- Page and application data records -
"""
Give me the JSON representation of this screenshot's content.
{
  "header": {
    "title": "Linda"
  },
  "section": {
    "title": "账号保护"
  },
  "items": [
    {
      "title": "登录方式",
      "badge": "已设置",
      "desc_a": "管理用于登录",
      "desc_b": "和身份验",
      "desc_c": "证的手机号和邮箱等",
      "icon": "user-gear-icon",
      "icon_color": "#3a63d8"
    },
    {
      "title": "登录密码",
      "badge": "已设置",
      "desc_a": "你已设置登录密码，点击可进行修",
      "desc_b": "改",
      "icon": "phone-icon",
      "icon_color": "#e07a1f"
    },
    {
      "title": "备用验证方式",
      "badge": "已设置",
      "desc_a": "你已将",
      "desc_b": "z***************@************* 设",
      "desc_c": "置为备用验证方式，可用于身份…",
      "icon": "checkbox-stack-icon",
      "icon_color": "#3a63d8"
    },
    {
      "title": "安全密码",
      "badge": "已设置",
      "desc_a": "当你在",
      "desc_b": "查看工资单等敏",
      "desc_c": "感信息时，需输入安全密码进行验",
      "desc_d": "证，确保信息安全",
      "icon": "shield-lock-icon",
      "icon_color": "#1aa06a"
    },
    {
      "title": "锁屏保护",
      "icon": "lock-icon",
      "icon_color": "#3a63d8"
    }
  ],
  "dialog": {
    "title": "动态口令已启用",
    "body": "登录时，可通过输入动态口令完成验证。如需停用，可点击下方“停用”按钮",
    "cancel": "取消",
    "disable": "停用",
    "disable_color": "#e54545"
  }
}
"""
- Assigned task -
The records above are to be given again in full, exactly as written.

- Your response -
Give me the JSON representation of this screenshot's content.
{
  "header": {
    "title": "Linda"
  },
  "section": {
    "title": "账号保护"
  },
  "items": [
    {
      "title": "登录方式",
      "badge": "已设置",
      "desc_a": "管理用于登录",
      "desc_b": "和身份验",
      "desc_c": "证的手机号和邮箱等",
      "icon": "user-gear-icon",
      "icon_color": "#3a63d8"
    },
    {
      "title": "登录密码",
      "badge": "已设置",
      "desc_a": "你已设置登录密码，点击可进行修",
      "desc_b": "改",
      "icon": "phone-icon",
      "icon_color": "#e07a1f"
    },
    {
      "title": "备用验证方式",
      "badge": "已设置",
      "desc_a": "你已将",
      "desc_b": "z***************@************* 设",
      "desc_c": "置为备用验证方式，可用于身份…",
      "icon": "checkbox-stack-icon",
      "icon_color": "#3a63d8"
    },
    {
      "title": "安全密码",
      "badge": "已设置",
      "desc_a": "当你在",
      "desc_b": "查看工资单等敏",
      "desc_c": "感信息时，需输入安全密码进行验",
      "desc_d": "证，确保信息安全",
      "icon": "shield-lock-icon",
      "icon_color": "#1aa06a"
    },
    {
      "title": "锁屏保护",
      "icon": "lock-icon",
      "icon_color": "#3a63d8"
    }
  ],
  "dialog": {
    "title": "动态口令已启用",
    "body": "登录时，可通过输入动态口令完成验证。如需停用，可点击下方“停用”按钮",
    "cancel": "取消",
    "disable": "停用",
    "disable_color": "#e54545"
  }
}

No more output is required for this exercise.